I was the twelfth person to finish, well under the five-hour limit, setting a new record for the oldest person ever to finish the race. Of the 22 solo swimmers, two reached their personal limits and withdrew during the swim while five continued swimming until the five-hour time limit was reached and the order given to board their escort vessels. These folks referred to collectively as 5-hour swimmers, earned the respect of all participants since continuing to move forward for five full hours in very cold water is every bit as challenging as finishing the eight-mile course.

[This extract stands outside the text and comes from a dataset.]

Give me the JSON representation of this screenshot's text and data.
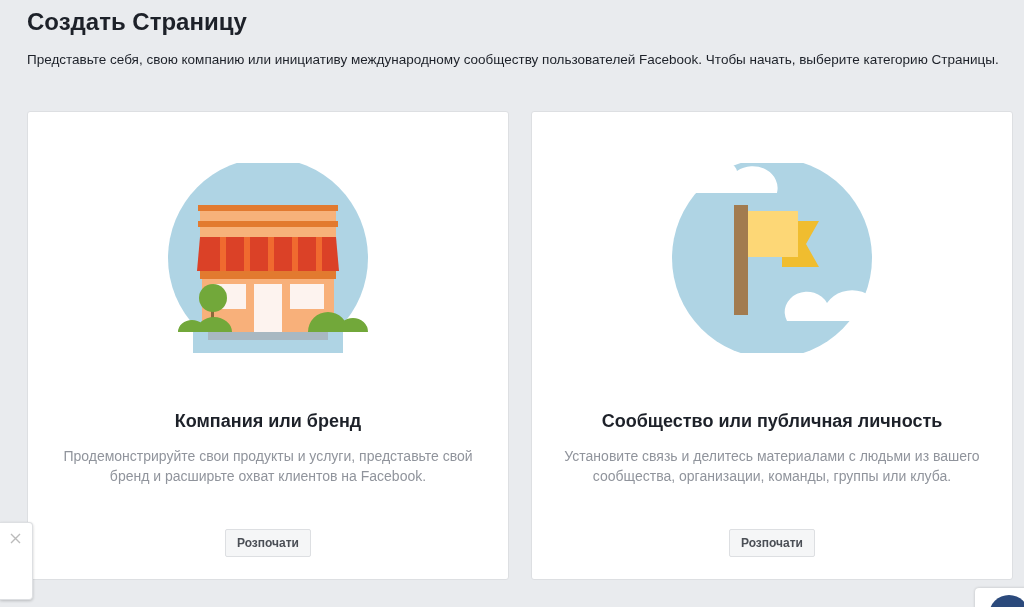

Like so many things in my life, this particular success has roots in my academy experience. Coach Higgins gave me one of my first lessons in leadership when he recognized my strength (endurance), while explaining his needs (speed). Making a tough decision while showing respect for the person involved was a lasting lesson for me. Then, decades after graduation, having Coach Roberts reach out to me and offer help was another lesson in leadership, and the value of maintaining the links in the chain. Finally, as the class of 2022 begins defending the long and proud tradition of Navy Swimming, the class of ‘72 has an opportunity to reach out as “another link in the chain” to pass on the best of our lifetimes of learnings relative to leadership and life; lessons that are immune to the passage of time. The challenge, of course, will be in convincing the class of 2022 that a bunch of old Vietnam-era alumni have something meaningful to offer. Ex Scientia Tridens.

Happiness is finishing the BLS